Product News: Blood Gas Analysis Reaches New Heights with Siemens Healthcare Diagnostics TechnologyThe Xtreme Everest 2 team, a leading hypoxia research organization, has returned from its three month expedition to Mount Everest along with two blood gas analyzers from Siemens Healthcare Diagnostics. The team of intensive care doctors, nurses and scientists used the expedition and systems to better understand adaption to hypoxia, a condition which causes a deficiency in oxygen reaching tissues of the body.
Tests were conducted at various altitudes with the main laboratory situated at Everest base camp some 5,364 metres above sea level. With just half as much oxygen in the air as at sea level, the volunteers blood oxygen levels closely reflected the levels experienced by patients suffering from the condition, as witnessed by the team in their daily roles within critical care and intensive care units (ICU).
Two Siemens blood gas systems assisted the Xtreme Everest team on the mountain, including the RAPIDPoint® 500 and RAPIDLab® 348EX. The Xtreme Everest 2 expedition follows previous research conducted on Everest by the organisation in 2007. The goal of the 2013 research was to look at adaption to hypoxia with over 60 different studies being performed including an investigation of how micro-circulation is impacted by the release of nitric oxide in response to hypoxia and mitochondrial function. The data from the studies will help develop new ways to treat hypoxia that might change how the condition is managed in an ICU environment. Having recently completed the expedition, the Xtreme Everest organisation is currently analyzing the 15,000 samples gathered with initial results anticipated in early 2014.
During the expedition, the Siemens blood gas analyzers were put to the test in extreme conditions, and continued to work to a high performance criteria. The RAPIDPoint 500 offers ease-of-use to deliver laboratory-quality results in approximately 60 seconds from a single, whole blood sample. The system’s built-in CO-oximeter was used by the team to investigate hemoglobin mass levels at high altitude. The RAPIDLab 348EX Blood Gas Analyzer, which features a new color touchscreen monitor for intuitive ease of use, was used to perform comparison studies with the 348 model used in the 2007 expedition.
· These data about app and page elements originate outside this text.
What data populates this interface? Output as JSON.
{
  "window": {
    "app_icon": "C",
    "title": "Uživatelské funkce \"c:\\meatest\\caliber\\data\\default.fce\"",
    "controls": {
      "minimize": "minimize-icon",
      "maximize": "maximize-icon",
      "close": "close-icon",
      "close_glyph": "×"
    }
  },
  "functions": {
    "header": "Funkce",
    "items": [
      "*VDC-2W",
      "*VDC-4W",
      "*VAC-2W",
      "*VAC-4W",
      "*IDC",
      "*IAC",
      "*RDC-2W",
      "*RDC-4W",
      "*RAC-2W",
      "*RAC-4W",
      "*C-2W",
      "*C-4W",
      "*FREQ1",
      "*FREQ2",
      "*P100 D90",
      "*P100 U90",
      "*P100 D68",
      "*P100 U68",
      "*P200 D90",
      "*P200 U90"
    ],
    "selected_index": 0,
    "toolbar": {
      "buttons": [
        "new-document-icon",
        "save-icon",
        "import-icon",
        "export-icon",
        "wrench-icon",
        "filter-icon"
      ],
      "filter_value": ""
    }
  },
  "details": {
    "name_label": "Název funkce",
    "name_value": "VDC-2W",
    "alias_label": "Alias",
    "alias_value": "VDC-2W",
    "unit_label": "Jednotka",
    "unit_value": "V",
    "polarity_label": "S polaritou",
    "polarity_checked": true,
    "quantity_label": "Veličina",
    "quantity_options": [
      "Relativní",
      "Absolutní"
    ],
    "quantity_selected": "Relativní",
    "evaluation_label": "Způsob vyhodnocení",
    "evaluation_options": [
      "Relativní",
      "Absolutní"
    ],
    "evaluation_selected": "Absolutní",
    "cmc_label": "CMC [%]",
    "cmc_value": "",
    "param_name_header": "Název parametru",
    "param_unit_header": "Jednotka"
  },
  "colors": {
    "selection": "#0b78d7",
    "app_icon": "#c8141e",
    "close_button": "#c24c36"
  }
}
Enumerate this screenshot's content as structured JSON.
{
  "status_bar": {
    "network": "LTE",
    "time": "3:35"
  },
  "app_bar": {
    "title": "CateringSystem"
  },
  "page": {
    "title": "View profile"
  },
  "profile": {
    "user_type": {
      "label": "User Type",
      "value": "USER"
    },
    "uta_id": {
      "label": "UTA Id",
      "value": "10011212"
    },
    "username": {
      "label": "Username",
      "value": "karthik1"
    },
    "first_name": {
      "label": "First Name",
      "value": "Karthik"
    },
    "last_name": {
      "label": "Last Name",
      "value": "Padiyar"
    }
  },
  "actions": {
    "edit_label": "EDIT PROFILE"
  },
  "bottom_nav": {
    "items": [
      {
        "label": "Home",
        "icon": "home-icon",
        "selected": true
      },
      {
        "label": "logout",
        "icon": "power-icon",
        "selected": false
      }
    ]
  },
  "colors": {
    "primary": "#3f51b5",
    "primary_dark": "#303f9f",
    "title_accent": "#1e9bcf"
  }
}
The full Xtreme Everest 2 study included the gathering of oxygen deprivation data from a cross-section of population. 100 adults aged between 20 and 73 from the UK and Europe joined the expedition to represent a randomised model of an ICU population. 12 children aged between eight and 17, chaperoned by medical colleagues at Great Ormond Street Hospital, also joined the team for part of the trip. 65 Sherpas, natives to the mountainous regions of Nepal, were additionally studied to examine the difference in adaptation to low-oxygen environments when compared to lowlanders. Initial results have shown that although they have comparable oxygen delivery, the microcirculation is much better in Sherpas and the level of nitric oxide is much higher.
“2013 marks the 60th anniversary of Sir Edmund Hillary and Sherpa Tenzing Norgay reaching the summit of Everest. We’re learning today that Sherpa physiology may hold the answers to how humans adapt to low levels of oxygen,” states Dr Dan Martin, Expedition Leader at Xtreme Everest and Honorary Consultant in Anaesthesia and Critical Care Medicine at the Royal Free Hospital. “During our second successful expedition to Everest, Siemens Healthcare Diagnostics’ blood gas technology has played a pivotal role in collating the necessary samples and data, performing in even the harshest of conditions.”
“Siemens Healthcare Diagnostics is delighted that the RAPIDPoint 500 and RAPIDLab 348EX have assisted the Xtreme Everest organization once again during the expedition,” states Hilda Crockett, Regional Business Manager for Point of Care, North West Europe and UK, at Siemens Healthcare Diagnostics. “It is great to see the systems are not only being used in a laboratory environment but for innovative research in a variety of settings. We look forward to working with the Xtreme Everest organization again in the future to provide life-changing research for ICUs.”